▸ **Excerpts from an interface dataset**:
┄┄┄┄┄┄┄┄┄┄

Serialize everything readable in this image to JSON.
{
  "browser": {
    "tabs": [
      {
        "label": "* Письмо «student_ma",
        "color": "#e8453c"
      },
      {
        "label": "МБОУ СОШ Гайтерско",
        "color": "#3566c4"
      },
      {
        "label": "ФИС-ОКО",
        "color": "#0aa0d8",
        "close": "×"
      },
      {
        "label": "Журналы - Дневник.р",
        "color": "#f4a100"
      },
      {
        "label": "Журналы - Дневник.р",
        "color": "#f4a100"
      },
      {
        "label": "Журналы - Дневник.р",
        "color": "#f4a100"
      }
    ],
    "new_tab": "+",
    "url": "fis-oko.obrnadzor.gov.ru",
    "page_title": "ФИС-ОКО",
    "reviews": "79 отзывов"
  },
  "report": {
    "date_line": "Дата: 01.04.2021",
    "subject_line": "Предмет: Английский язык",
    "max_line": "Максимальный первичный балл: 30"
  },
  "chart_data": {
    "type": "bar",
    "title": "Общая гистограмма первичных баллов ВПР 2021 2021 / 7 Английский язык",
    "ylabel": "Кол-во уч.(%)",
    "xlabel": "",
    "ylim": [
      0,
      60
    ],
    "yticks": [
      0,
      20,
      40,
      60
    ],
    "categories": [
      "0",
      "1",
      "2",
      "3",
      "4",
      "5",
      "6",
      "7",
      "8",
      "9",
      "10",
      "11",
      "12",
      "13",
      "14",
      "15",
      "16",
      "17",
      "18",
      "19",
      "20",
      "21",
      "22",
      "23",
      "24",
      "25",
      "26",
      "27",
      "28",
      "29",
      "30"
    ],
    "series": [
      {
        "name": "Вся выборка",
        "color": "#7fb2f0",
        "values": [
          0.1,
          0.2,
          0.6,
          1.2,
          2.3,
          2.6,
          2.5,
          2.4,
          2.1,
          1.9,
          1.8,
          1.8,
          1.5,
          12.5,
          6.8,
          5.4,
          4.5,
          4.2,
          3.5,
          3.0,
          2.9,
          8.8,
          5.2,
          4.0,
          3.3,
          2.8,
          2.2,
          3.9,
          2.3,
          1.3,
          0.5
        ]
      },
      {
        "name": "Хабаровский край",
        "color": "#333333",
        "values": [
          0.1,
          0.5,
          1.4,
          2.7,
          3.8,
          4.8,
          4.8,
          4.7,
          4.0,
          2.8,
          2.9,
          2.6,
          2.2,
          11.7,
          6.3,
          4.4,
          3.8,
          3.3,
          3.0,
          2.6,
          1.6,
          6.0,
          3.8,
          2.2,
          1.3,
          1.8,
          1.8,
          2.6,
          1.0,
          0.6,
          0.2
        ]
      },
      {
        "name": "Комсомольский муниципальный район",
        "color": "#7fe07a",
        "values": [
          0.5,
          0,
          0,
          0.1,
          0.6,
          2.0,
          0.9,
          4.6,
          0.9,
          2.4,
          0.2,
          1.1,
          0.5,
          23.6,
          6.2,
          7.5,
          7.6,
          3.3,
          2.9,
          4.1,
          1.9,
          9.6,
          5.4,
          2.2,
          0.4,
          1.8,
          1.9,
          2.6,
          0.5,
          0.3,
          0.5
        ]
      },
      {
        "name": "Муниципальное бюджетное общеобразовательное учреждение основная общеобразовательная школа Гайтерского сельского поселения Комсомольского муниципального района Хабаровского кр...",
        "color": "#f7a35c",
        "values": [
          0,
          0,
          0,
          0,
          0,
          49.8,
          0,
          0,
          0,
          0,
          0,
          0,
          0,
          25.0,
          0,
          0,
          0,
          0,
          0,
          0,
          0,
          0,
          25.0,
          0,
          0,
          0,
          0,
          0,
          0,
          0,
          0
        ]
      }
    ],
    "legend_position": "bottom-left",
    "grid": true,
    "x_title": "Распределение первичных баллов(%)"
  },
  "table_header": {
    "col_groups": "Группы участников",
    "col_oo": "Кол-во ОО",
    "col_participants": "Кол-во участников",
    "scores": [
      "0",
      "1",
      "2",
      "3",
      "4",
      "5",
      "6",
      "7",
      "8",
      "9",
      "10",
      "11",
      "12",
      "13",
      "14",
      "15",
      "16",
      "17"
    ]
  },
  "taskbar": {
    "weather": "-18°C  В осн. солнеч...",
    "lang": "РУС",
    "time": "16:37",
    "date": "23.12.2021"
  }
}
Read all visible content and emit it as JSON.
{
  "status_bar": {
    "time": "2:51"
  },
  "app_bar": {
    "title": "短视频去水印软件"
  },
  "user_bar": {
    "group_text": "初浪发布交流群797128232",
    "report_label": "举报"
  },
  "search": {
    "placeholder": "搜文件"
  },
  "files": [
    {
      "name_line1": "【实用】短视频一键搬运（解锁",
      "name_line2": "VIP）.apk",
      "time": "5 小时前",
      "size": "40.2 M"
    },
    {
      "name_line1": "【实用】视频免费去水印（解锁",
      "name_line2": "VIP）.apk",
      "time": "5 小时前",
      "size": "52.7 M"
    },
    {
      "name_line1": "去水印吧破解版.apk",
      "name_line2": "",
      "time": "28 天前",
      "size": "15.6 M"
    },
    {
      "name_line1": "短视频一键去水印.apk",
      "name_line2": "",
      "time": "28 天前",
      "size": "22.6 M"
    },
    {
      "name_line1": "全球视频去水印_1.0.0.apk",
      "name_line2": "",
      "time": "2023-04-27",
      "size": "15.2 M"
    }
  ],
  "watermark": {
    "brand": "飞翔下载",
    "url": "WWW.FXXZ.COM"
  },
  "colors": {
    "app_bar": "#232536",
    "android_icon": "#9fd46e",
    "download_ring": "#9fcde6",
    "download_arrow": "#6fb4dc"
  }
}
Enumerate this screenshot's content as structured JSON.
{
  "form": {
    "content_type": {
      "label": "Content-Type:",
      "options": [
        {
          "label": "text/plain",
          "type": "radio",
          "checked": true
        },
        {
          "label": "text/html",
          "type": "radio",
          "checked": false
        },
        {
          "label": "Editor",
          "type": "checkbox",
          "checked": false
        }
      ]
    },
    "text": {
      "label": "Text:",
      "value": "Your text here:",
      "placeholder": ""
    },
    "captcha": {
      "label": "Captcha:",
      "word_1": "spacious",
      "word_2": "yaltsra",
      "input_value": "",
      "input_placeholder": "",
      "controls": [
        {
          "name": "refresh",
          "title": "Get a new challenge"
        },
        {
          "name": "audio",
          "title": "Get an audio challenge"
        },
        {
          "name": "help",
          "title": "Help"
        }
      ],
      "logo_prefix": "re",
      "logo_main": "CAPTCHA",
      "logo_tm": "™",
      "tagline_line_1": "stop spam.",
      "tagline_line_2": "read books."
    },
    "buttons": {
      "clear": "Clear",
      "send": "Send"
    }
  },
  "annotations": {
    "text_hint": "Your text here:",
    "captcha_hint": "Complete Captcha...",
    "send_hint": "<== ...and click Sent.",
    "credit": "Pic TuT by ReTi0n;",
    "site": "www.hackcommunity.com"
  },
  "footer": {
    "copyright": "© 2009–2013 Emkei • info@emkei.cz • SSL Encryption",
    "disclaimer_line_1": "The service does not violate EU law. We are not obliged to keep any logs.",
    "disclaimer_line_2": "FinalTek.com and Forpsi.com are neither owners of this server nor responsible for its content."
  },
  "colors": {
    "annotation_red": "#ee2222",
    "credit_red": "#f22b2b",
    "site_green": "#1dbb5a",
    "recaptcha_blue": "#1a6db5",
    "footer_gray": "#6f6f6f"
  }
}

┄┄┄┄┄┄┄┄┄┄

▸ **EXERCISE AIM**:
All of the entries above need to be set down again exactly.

▸ **EXERCISE RESULT**:
Serialize everything readable in this image to JSON.
{
  "browser": {
    "tabs": [
      {
        "label": "* Письмо «student_ma",
        "color": "#e8453c"
      },
      {
        "label": "МБОУ СОШ Гайтерско",
        "color": "#3566c4"
      },
      {
        "label": "ФИС-ОКО",
        "color": "#0aa0d8",
        "close": "×"
      },
      {
        "label": "Журналы - Дневник.р",
        "color": "#f4a100"
      },
      {
        "label": "Журналы - Дневник.р",
        "color": "#f4a100"
      },
      {
        "label": "Журналы - Дневник.р",
        "color": "#f4a100"
      }
    ],
    "new_tab": "+",
    "url": "fis-oko.obrnadzor.gov.ru",
    "page_title": "ФИС-ОКО",
    "reviews": "79 отзывов"
  },
  "report": {
    "date_line": "Дата: 01.04.2021",
    "subject_line": "Предмет: Английский язык",
    "max_line": "Максимальный первичный балл: 30"
  },
  "chart_data": {
    "type": "bar",
    "title": "Общая гистограмма первичных баллов ВПР 2021 2021 / 7 Английский язык",
    "ylabel": "Кол-во уч.(%)",
    "xlabel": "",
    "ylim": [
      0,
      60
    ],
    "yticks": [
      0,
      20,
      40,
      60
    ],
    "categories": [
      "0",
      "1",
      "2",
      "3",
      "4",
      "5",
      "6",
      "7",
      "8",
      "9",
      "10",
      "11",
      "12",
      "13",
      "14",
      "15",
      "16",
      "17",
      "18",
      "19",
      "20",
      "21",
      "22",
      "23",
      "24",
      "25",
      "26",
      "27",
      "28",
      "29",
      "30"
    ],
    "series": [
      {
        "name": "Вся выборка",
        "color": "#7fb2f0",
        "values": [
          0.1,
          0.2,
          0.6,
          1.2,
          2.3,
          2.6,
          2.5,
          2.4,
          2.1,
          1.9,
          1.8,
          1.8,
          1.5,
          12.5,
          6.8,
          5.4,
          4.5,
          4.2,
          3.5,
          3.0,
          2.9,
          8.8,
          5.2,
          4.0,
          3.3,
          2.8,
          2.2,
          3.9,
          2.3,
          1.3,
          0.5
        ]
      },
      {
        "name": "Хабаровский край",
        "color": "#333333",
        "values": [
          0.1,
          0.5,
          1.4,
          2.7,
          3.8,
          4.8,
          4.8,
          4.7,
          4.0,
          2.8,
          2.9,
          2.6,
          2.2,
          11.7,
          6.3,
          4.4,
          3.8,
          3.3,
          3.0,
          2.6,
          1.6,
          6.0,
          3.8,
          2.2,
          1.3,
          1.8,
          1.8,
          2.6,
          1.0,
          0.6,
          0.2
        ]
      },
      {
        "name": "Комсомольский муниципальный район",
        "color": "#7fe07a",
        "values": [
          0.5,
          0,
          0,
          0.1,
          0.6,
          2.0,
          0.9,
          4.6,
          0.9,
          2.4,
          0.2,
          1.1,
          0.5,
          23.6,
          6.2,
          7.5,
          7.6,
          3.3,
          2.9,
          4.1,
          1.9,
          9.6,
          5.4,
          2.2,
          0.4,
          1.8,
          1.9,
          2.6,
          0.5,
          0.3,
          0.5
        ]
      },
      {
        "name": "Муниципальное бюджетное общеобразовательное учреждение основная общеобразовательная школа Гайтерского сельского поселения Комсомольского муниципального района Хабаровского кр...",
        "color": "#f7a35c",
        "values": [
          0,
          0,
          0,
          0,
          0,
          49.8,
          0,
          0,
          0,
          0,
          0,
          0,
          0,
          25.0,
          0,
          0,
          0,
          0,
          0,
          0,
          0,
          0,
          25.0,
          0,
          0,
          0,
          0,
          0,
          0,
          0,
          0
        ]
      }
    ],
    "legend_position": "bottom-left",
    "grid": true,
    "x_title": "Распределение первичных баллов(%)"
  },
  "table_header": {
    "col_groups": "Группы участников",
    "col_oo": "Кол-во ОО",
    "col_participants": "Кол-во участников",
    "scores": [
      "0",
      "1",
      "2",
      "3",
      "4",
      "5",
      "6",
      "7",
      "8",
      "9",
      "10",
      "11",
      "12",
      "13",
      "14",
      "15",
      "16",
      "17"
    ]
  },
  "taskbar": {
    "weather": "-18°C  В осн. солнеч...",
    "lang": "РУС",
    "time": "16:37",
    "date": "23.12.2021"
  }
}
Read all visible content and emit it as JSON.
{
  "status_bar": {
    "time": "2:51"
  },
  "app_bar": {
    "title": "短视频去水印软件"
  },
  "user_bar": {
    "group_text": "初浪发布交流群797128232",
    "report_label": "举报"
  },
  "search": {
    "placeholder": "搜文件"
  },
  "files": [
    {
      "name_line1": "【实用】短视频一键搬运（解锁",
      "name_line2": "VIP）.apk",
      "time": "5 小时前",
      "size": "40.2 M"
    },
    {
      "name_line1": "【实用】视频免费去水印（解锁",
      "name_line2": "VIP）.apk",
      "time": "5 小时前",
      "size": "52.7 M"
    },
    {
      "name_line1": "去水印吧破解版.apk",
      "name_line2": "",
      "time": "28 天前",
      "size": "15.6 M"
    },
    {
      "name_line1": "短视频一键去水印.apk",
      "name_line2": "",
      "time": "28 天前",
      "size": "22.6 M"
    },
    {
      "name_line1": "全球视频去水印_1.0.0.apk",
      "name_line2": "",
      "time": "2023-04-27",
      "size": "15.2 M"
    }
  ],
  "watermark": {
    "brand": "飞翔下载",
    "url": "WWW.FXXZ.COM"
  },
  "colors": {
    "app_bar": "#232536",
    "android_icon": "#9fd46e",
    "download_ring": "#9fcde6",
    "download_arrow": "#6fb4dc"
  }
}
Enumerate this screenshot's content as structured JSON.
{
  "form": {
    "content_type": {
      "label": "Content-Type:",
      "options": [
        {
          "label": "text/plain",
          "type": "radio",
          "checked": true
        },
        {
          "label": "text/html",
          "type": "radio",
          "checked": false
        },
        {
          "label": "Editor",
          "type": "checkbox",
          "checked": false
        }
      ]
    },
    "text": {
      "label": "Text:",
      "value": "Your text here:",
      "placeholder": ""
    },
    "captcha": {
      "label": "Captcha:",
      "word_1": "spacious",
      "word_2": "yaltsra",
      "input_value": "",
      "input_placeholder": "",
      "controls": [
        {
          "name": "refresh",
          "title": "Get a new challenge"
        },
        {
          "name": "audio",
          "title": "Get an audio challenge"
        },
        {
          "name": "help",
          "title": "Help"
        }
      ],
      "logo_prefix": "re",
      "logo_main": "CAPTCHA",
      "logo_tm": "™",
      "tagline_line_1": "stop spam.",
      "tagline_line_2": "read books."
    },
    "buttons": {
      "clear": "Clear",
      "send": "Send"
    }
  },
  "annotations": {
    "text_hint": "Your text here:",
    "captcha_hint": "Complete Captcha...",
    "send_hint": "<== ...and click Sent.",
    "credit": "Pic TuT by ReTi0n;",
    "site": "www.hackcommunity.com"
  },
  "footer": {
    "copyright": "© 2009–2013 Emkei • info@emkei.cz • SSL Encryption",
    "disclaimer_line_1": "The service does not violate EU law. We are not obliged to keep any logs.",
    "disclaimer_line_2": "FinalTek.com and Forpsi.com are neither owners of this server nor responsible for its content."
  },
  "colors": {
    "annotation_red": "#ee2222",
    "credit_red": "#f22b2b",
    "site_green": "#1dbb5a",
    "recaptcha_blue": "#1a6db5",
    "footer_gray": "#6f6f6f"
  }
}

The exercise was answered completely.